Instead, they should go directly to the page on the website that speaks to the topic via keyword(s) that they searched for, and the “bait” used in an ad to get them to click the ad. Most people are smart enough to roam around the website on their own, to learn more about the company if they are interested. But the goal of that landing page is to respond to the SPECIFIC need, and the SPECIFIC solution, which brought them there to begin with.

OK. Let’s assume we’ve got that solid landing page (quite likely several for each of the solutions, products or campaign being run). How did people get there? In a world of literally MILLIONS of pages, how did they find yours?

The magic word is CONTENT.

Content should not be confused with advertising. In fact, advertising posing as content is quickly discovered as such, and harms the brand deeply. Content is education. It is sharing opinions, experiences, thoughts, ideas, successes, and without an obvious goal of getting something in return beyond an acknowledgement that the author is a subject matter expert, and is willing to provide information without a hidden agenda. The altruistic motivation is what buyers crave far more than clever jingles, surveys, puzzles, or quizzes.

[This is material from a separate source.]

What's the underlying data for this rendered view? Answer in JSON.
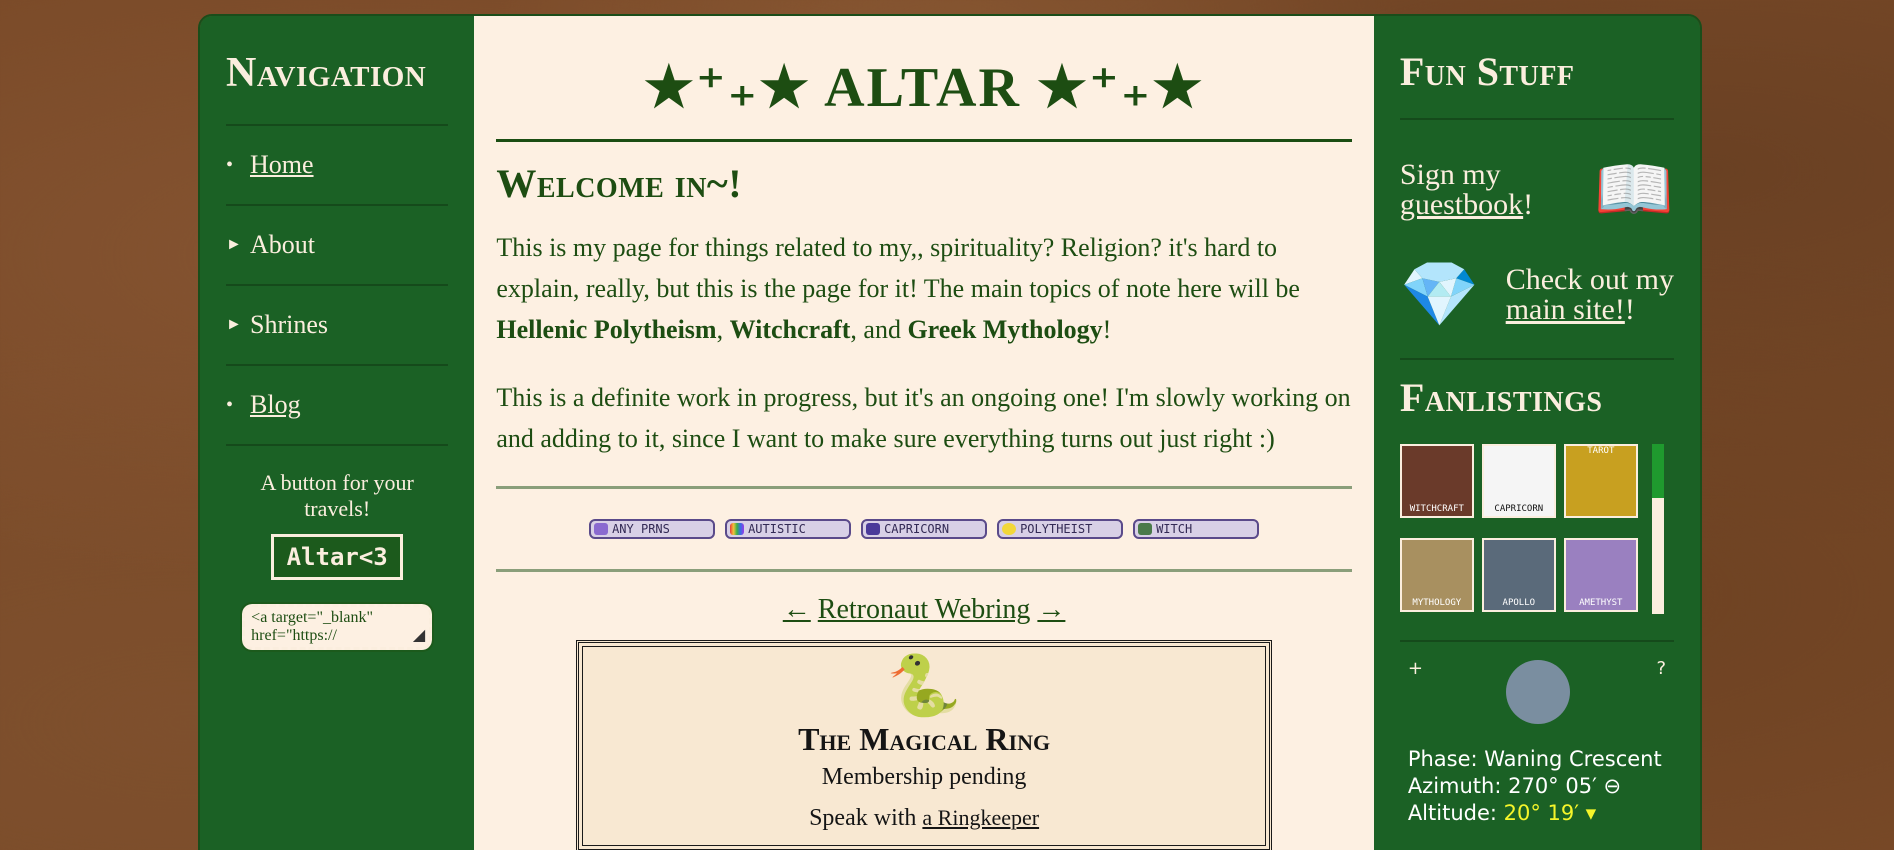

Think about your Competitors

Now we move back some more. Who are your competitors and what do they know, do, offer, profess or otherwise claim that whether real or not, is intent in casting their goods in a more favorable light then your own. Often these claims (real or otherwise) are unchallenged, simply because they are crafted by expensive marketing research companies, whose lipstick is more attractive that the pig that’s wearing it.

Look back at who your competitors were not so long ago. Have they truly created something far better than yours, or have they simply done a better job of convincing buyers that you are yesterday’s news. Having been in the IT sales and marketing business for more than 25 years, there are some companies that come to mind that seemed to never be knocked from their throne – WordPerfect, Lotus 1-2-3, Wang, Digital Equipment, and many other – gone or just consumed by other companies. So while others were innovating these companies rested on their laurels eventually being a footnote in the early days of PCs. And one need not go back 20 years to think about MySpace, the Zune, even Napster.

Take the time to evaluate your competitors and create a simple but honest SWOT analysis (S=Strengths, W=Weaknesses, O=Opportunities, T-Threats) so you the marketing efforts can identify the weak spots and attack them.

Putting it all together

The singular most important foundation a business has for marketing is its database. The database (whether in a sophisticated CRM tool, or an excel spreadsheet). In addition to current and/or former clients, it needs to be constantly fed, updated, parsed, and managed or every other dollar or hour spent will be sub-optimized. The database provides not only the contacts, but a history of business/client experiences – both good and bad. And it is the starting point to uncover any real or perceived “warts” potential clients might find, and an opportunity to address them before going live with campaigns.

Now we have all the parts, we need to converge all the actions to drive buyers and influencers to the landing page(s), where we can generate the dialogue and begin to turn clicks into customers. Addressing all of the nuances of email marketing, snail mail marketing, content marketing through blogs, and distribution through social media outlets like Twitter, Facebook, LinkedIn and (especially) Google+. Tie in a moderate budget to generate visits by using Google AdWords and follow up with participation in industry events where subject matter experts are sought out for their knowledge and ideas.